- Exercise instructions
Wherever a line in the records contains the word "this", return that line.
---+---
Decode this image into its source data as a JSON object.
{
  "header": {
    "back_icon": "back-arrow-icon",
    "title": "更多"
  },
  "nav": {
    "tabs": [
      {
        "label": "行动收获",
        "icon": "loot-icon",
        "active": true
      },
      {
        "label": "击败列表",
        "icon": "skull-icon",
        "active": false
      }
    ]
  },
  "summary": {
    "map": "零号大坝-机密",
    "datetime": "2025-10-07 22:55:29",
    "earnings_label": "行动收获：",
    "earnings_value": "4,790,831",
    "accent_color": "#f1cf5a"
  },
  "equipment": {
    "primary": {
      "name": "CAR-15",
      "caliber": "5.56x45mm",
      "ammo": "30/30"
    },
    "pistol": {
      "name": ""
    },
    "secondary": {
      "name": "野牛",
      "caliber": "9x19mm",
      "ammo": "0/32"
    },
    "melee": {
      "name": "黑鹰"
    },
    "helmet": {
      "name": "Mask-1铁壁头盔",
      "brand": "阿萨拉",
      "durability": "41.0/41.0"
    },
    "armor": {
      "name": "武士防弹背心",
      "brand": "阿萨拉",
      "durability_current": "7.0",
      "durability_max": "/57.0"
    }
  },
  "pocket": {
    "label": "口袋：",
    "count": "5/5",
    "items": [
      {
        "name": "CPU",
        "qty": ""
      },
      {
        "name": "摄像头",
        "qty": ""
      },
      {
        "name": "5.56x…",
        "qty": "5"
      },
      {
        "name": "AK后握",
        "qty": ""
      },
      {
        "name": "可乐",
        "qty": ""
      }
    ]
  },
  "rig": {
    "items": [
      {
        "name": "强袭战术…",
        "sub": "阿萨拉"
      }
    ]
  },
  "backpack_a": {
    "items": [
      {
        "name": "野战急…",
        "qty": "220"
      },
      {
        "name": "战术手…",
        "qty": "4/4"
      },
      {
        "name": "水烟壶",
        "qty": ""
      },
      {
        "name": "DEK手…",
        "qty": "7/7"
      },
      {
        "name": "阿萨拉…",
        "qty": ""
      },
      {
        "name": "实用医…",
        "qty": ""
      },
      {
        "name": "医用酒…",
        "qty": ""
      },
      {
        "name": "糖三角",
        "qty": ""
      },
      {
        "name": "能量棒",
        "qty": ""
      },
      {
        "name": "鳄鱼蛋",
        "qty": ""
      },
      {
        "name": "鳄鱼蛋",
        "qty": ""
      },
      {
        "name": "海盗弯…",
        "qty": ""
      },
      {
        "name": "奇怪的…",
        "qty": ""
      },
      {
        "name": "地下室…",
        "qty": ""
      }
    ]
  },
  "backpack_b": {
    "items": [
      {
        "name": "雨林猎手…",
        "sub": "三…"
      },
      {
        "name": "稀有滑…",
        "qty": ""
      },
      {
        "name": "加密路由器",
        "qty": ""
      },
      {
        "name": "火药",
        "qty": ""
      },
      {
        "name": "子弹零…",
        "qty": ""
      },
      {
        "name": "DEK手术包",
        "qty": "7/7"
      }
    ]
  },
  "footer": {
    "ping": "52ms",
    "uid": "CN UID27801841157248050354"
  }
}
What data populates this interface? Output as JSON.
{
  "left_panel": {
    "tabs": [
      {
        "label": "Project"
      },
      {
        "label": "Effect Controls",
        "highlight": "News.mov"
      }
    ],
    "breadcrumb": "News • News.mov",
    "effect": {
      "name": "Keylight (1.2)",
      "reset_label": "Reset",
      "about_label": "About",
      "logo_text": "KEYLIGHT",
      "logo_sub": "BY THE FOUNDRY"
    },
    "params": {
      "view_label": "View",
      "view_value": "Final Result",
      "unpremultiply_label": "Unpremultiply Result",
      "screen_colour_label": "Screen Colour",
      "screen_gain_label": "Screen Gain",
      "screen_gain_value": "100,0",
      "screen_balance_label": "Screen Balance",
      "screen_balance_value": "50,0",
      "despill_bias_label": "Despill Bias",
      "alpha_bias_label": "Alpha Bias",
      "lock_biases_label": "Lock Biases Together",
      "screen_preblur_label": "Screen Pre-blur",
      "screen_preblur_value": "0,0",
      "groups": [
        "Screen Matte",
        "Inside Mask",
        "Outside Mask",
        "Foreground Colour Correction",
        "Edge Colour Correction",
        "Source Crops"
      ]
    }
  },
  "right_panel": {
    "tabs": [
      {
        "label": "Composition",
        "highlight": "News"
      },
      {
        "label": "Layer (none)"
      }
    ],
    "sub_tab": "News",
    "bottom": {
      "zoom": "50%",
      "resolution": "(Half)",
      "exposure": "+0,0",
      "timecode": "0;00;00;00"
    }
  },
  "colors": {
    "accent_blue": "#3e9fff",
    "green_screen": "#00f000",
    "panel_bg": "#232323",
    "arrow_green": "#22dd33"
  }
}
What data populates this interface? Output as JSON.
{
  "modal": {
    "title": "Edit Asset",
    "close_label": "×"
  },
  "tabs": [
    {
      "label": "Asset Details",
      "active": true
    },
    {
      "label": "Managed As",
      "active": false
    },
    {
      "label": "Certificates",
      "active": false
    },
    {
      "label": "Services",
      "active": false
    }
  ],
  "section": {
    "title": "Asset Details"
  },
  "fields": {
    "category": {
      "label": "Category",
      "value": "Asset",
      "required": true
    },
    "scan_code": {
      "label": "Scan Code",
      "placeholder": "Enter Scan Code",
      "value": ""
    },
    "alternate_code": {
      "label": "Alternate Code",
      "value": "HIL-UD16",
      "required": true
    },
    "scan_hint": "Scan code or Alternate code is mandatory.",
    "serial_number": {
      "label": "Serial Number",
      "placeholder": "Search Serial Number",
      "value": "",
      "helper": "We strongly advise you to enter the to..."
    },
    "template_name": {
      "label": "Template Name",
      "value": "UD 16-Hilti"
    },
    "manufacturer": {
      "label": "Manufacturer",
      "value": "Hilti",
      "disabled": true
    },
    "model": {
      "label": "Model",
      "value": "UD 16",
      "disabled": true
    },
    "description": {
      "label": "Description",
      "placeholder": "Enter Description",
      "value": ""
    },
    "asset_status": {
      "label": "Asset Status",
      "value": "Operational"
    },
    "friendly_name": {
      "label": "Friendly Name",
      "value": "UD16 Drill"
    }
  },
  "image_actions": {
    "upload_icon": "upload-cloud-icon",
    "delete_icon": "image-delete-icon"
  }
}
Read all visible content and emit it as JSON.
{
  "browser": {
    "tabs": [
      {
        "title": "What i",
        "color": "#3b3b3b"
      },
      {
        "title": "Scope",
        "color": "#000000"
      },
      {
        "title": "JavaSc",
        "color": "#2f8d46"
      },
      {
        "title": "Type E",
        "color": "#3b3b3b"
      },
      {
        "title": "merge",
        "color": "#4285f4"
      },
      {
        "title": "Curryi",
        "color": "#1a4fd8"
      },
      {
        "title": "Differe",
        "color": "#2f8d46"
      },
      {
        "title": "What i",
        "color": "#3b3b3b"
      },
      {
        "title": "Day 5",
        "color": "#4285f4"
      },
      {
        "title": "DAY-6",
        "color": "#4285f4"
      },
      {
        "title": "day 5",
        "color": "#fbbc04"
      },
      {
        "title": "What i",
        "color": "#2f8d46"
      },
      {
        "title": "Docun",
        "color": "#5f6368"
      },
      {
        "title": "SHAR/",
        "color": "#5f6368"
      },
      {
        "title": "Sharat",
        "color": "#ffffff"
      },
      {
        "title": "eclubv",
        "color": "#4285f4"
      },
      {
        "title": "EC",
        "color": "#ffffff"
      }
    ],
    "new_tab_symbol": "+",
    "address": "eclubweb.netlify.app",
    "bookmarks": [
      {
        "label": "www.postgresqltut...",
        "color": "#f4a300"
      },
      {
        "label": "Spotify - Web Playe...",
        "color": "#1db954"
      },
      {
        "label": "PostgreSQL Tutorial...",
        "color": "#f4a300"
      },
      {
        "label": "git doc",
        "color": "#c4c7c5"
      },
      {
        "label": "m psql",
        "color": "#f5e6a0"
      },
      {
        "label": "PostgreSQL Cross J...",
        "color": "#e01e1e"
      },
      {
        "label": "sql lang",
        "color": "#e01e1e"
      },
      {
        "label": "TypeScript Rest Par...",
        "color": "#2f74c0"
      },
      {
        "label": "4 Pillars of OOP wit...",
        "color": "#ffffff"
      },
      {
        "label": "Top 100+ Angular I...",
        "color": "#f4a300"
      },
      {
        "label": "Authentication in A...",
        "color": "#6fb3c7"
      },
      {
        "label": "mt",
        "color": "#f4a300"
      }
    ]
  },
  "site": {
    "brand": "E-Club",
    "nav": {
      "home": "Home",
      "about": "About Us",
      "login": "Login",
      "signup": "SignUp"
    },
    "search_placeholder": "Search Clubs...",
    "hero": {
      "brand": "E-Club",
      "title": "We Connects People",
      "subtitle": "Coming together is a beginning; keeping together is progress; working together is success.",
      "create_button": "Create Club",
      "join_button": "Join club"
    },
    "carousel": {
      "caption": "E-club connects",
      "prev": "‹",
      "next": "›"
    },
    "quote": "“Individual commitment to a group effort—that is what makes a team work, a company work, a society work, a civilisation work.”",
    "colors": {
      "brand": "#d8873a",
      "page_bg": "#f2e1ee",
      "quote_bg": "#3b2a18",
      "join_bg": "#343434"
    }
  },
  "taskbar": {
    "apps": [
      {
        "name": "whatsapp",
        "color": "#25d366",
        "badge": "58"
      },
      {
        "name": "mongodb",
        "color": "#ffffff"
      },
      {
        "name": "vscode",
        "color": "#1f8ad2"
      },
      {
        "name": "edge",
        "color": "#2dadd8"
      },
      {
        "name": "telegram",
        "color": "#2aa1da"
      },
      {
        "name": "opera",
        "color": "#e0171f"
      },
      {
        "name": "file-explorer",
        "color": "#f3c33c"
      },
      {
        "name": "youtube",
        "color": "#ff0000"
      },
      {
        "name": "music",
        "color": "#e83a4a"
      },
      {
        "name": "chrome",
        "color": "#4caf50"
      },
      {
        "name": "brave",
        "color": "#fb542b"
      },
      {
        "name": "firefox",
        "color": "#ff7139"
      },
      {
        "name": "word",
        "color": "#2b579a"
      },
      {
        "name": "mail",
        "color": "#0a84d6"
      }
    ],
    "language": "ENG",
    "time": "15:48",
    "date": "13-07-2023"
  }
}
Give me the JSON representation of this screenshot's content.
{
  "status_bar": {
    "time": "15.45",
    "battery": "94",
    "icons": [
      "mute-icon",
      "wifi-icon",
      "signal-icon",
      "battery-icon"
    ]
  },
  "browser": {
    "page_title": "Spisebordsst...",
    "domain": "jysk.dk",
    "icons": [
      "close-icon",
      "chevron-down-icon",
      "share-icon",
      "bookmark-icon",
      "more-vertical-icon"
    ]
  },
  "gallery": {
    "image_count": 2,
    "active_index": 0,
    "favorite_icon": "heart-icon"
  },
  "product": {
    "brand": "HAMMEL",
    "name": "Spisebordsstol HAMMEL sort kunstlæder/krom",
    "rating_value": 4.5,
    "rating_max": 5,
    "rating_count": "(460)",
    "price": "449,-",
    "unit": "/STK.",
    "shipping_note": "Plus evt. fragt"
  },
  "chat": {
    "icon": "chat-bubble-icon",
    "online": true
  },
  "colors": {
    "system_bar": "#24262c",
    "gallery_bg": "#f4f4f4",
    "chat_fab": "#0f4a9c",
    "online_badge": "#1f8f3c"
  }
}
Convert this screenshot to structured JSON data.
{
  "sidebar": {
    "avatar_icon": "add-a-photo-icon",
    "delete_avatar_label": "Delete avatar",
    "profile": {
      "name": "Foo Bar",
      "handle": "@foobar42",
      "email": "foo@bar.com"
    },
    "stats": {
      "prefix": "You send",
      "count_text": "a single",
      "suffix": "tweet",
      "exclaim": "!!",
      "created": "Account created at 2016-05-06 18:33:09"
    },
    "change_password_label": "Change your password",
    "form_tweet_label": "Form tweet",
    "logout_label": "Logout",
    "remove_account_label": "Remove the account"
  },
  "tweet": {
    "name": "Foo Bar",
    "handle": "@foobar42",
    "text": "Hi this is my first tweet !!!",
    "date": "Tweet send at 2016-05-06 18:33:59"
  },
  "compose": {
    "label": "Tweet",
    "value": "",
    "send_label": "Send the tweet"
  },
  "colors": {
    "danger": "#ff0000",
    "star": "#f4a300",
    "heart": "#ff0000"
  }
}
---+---
- Solved problem
Decode this image into its source data as a JSON object.
What data populates this interface? Output as JSON.
What data populates this interface? Output as JSON.
Give me the JSON representation of this screenshot's content.
Convert this screenshot to structured JSON data.
    "text": "Hi this is my first tweet !!!",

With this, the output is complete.